Let's Get Serious

Federal Reserve Chair Jerome Powell indicated strongly last week that the Fed will likely raise interest rates by 50 basis points at its next meeting on May 3-4. It will likely get more aggressive in its fight against 8%-plus inflation. It’s going to have to because just as fast as the Fed is trying to bail water out of the boat, the White House and Congress are determined to keep pouring it in.

“It is appropriate in my view to be moving a little more quickly” to raise rates than the Fed has recently, Powell said last Thursday at an International Monetary Fund event. “Fifty basis points will be on the table for the May meeting,” he said. That would double the 25-basis point increase at its March meeting, which now looks relatively puny compared to the yield on the 10-year Treasury, which is rapidly approaching a three-handle for the first time since 2018.

St. Louis Fed president James Bullard, suddenly the most hawkish voting member on the Fed’s monetary policy committee, said he thinks a 75-basis point hike is more appropriate. However, he conceded that “more than 50 basis points is not my base case at this point.” Still, 50 bps is a lot better than 25 bps in bringing the Fed’s target closer to the so-called neutral rate, which is when Fed policy is neither accommodative nor restrictive, and the Fed is nowhere near that (although no one really knows what the magic number is). With six more meetings to go this year, including May’s, 50 bps at each meeting would push the fed funds rate above 3%.
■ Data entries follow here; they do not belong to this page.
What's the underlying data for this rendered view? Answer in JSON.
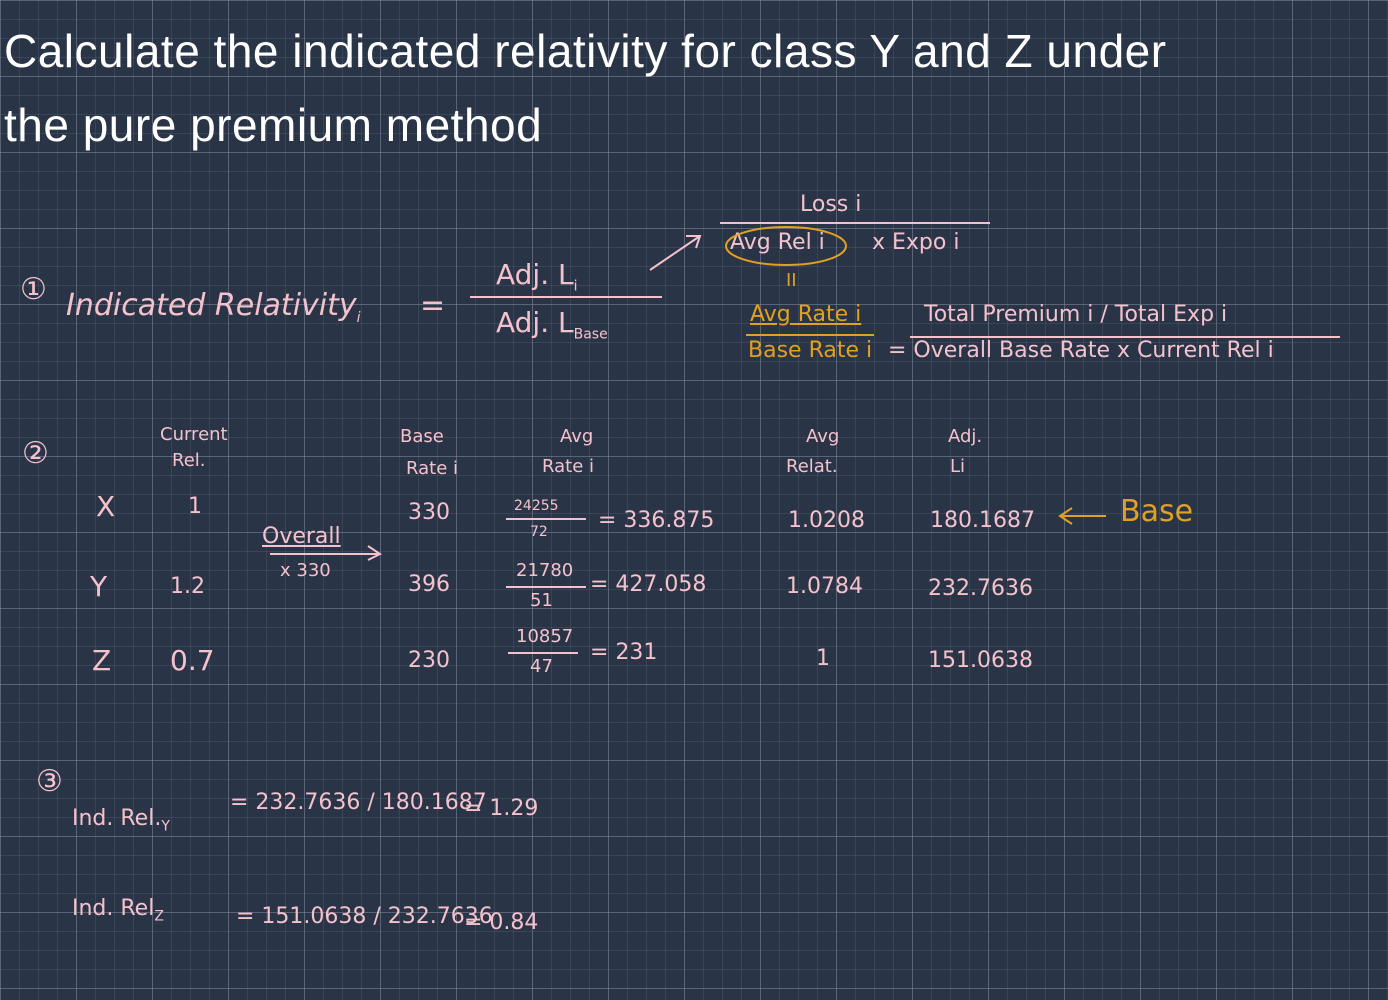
{
  "title": {
    "line1": "Calculate the indicated relativity for class Y and Z under",
    "line2": "the pure premium method"
  },
  "step1": {
    "marker": "①",
    "lhs": "Indicated Relativity",
    "lhs_sub": "i",
    "equals": "=",
    "num": "Adj. L",
    "num_sub": "i",
    "den": "Adj. L",
    "den_sub": "Base",
    "loss_num": "Loss i",
    "loss_den_circled": "Avg Rel i",
    "loss_den_rest": "x Expo i",
    "eq_mark": "II",
    "avg_rate": "Avg Rate i",
    "base_rate": "Base Rate i",
    "avg_rate_formula": "Total Premium i / Total Exp i",
    "base_rate_formula": "= Overall Base Rate x Current Rel i"
  },
  "step2": {
    "marker": "②",
    "headers": {
      "current_rel_1": "Current",
      "current_rel_2": "Rel.",
      "base_rate_1": "Base",
      "base_rate_2": "Rate i",
      "avg_rate_1": "Avg",
      "avg_rate_2": "Rate i",
      "avg_relat_1": "Avg",
      "avg_relat_2": "Relat.",
      "adj_li_1": "Adj.",
      "adj_li_2": "Li"
    },
    "overall_note_1": "Overall",
    "overall_note_2": "x 330",
    "base_label": "Base",
    "rows": [
      {
        "cls": "X",
        "cur": "1",
        "base": "330",
        "num": "24255",
        "den": "72",
        "avg": "= 336.875",
        "relat": "1.0208",
        "adj": "180.1687"
      },
      {
        "cls": "Y",
        "cur": "1.2",
        "base": "396",
        "num": "21780",
        "den": "51",
        "avg": "= 427.058",
        "relat": "1.0784",
        "adj": "232.7636"
      },
      {
        "cls": "Z",
        "cur": "0.7",
        "base": "230",
        "num": "10857",
        "den": "47",
        "avg": "= 231",
        "relat": "1",
        "adj": "151.0638"
      }
    ]
  },
  "step3": {
    "marker": "③",
    "line_y": {
      "label": "Ind. Rel.",
      "sub": "Y",
      "expr": "= 232.7636 / 180.1687",
      "result": "= 1.29"
    },
    "line_z": {
      "label": "Ind. Rel",
      "sub": "Z",
      "expr": "= 151.0638 / 232.7636",
      "result": "= 0.84"
    }
  },
  "colors": {
    "background": "#2a3447",
    "title": "#ffffff",
    "ink_pink": "#f4c2cc",
    "ink_gold": "#e0a020"
  }
}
That seems awfully aggressive, given the Powell Fed’s generally dovish inclinations. Still, it may have no choice given that Continue reading "Let's Get Serious"